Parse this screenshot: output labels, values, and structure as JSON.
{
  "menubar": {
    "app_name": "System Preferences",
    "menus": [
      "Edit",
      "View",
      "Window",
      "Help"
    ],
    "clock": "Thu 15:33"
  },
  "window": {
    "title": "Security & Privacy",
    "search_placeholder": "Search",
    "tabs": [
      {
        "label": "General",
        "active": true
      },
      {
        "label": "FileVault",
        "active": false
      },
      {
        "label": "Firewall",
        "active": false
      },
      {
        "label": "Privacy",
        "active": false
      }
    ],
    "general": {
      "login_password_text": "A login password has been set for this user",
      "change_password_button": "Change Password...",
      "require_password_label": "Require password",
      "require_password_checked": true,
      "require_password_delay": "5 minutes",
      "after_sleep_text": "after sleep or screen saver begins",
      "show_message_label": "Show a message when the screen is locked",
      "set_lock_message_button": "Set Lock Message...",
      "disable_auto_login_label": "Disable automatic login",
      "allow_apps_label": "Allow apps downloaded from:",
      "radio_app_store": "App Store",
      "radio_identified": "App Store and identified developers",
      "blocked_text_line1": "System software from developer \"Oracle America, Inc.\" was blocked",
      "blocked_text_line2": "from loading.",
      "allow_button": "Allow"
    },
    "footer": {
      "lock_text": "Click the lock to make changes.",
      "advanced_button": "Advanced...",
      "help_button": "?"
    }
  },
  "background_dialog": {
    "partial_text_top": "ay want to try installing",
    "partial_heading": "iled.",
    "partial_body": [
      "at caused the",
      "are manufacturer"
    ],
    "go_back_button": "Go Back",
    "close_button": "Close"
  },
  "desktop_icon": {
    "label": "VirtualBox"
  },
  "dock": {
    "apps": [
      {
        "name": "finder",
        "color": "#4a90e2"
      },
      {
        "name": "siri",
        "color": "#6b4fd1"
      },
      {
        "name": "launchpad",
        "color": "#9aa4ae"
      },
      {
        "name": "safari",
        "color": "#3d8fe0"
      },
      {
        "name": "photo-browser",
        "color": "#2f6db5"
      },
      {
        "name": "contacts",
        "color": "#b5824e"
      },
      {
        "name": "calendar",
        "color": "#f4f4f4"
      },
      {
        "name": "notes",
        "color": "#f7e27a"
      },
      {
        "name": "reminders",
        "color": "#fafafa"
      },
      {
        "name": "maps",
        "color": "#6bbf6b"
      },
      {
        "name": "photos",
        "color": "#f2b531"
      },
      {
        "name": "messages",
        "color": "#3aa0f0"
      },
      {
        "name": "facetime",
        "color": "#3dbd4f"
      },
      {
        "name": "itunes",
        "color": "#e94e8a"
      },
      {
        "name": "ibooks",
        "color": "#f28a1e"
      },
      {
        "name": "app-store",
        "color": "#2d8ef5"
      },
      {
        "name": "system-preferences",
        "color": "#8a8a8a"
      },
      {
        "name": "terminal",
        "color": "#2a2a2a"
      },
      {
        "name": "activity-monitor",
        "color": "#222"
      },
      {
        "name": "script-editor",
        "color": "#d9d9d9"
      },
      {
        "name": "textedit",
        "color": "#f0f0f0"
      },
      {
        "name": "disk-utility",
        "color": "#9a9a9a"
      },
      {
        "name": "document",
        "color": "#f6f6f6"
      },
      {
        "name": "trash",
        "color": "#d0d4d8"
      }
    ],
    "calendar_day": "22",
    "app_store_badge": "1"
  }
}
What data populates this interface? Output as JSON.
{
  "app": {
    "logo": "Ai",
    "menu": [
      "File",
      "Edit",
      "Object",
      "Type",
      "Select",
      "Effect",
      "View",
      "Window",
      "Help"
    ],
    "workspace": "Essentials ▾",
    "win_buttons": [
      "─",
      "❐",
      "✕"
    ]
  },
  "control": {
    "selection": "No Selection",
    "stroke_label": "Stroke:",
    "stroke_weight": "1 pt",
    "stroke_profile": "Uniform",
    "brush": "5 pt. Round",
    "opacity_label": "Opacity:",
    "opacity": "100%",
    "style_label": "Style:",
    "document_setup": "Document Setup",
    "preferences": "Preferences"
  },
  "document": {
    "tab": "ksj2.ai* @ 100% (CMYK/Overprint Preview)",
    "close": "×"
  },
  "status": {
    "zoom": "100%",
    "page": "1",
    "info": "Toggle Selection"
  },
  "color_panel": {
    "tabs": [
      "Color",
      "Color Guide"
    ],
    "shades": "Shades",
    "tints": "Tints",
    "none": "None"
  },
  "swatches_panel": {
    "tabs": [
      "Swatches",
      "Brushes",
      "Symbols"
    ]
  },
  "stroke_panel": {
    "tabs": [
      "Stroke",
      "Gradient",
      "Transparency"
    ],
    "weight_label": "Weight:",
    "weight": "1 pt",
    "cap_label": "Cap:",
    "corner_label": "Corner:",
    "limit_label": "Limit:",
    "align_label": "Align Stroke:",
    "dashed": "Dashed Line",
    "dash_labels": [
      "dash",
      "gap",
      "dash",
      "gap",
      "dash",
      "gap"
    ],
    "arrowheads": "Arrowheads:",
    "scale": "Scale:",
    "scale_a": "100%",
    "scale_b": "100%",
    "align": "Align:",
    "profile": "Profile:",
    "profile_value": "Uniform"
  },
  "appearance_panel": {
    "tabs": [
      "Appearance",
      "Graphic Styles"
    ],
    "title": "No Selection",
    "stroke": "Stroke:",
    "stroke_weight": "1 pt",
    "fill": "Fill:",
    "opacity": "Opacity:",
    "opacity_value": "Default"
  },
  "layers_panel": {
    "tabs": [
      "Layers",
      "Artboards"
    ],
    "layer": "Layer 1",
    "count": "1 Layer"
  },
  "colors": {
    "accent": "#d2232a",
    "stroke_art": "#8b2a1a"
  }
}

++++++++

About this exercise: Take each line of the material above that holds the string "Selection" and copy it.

Solved problem:
    "selection": "No Selection",
    "info": "Toggle Selection"
    "title": "No Selection",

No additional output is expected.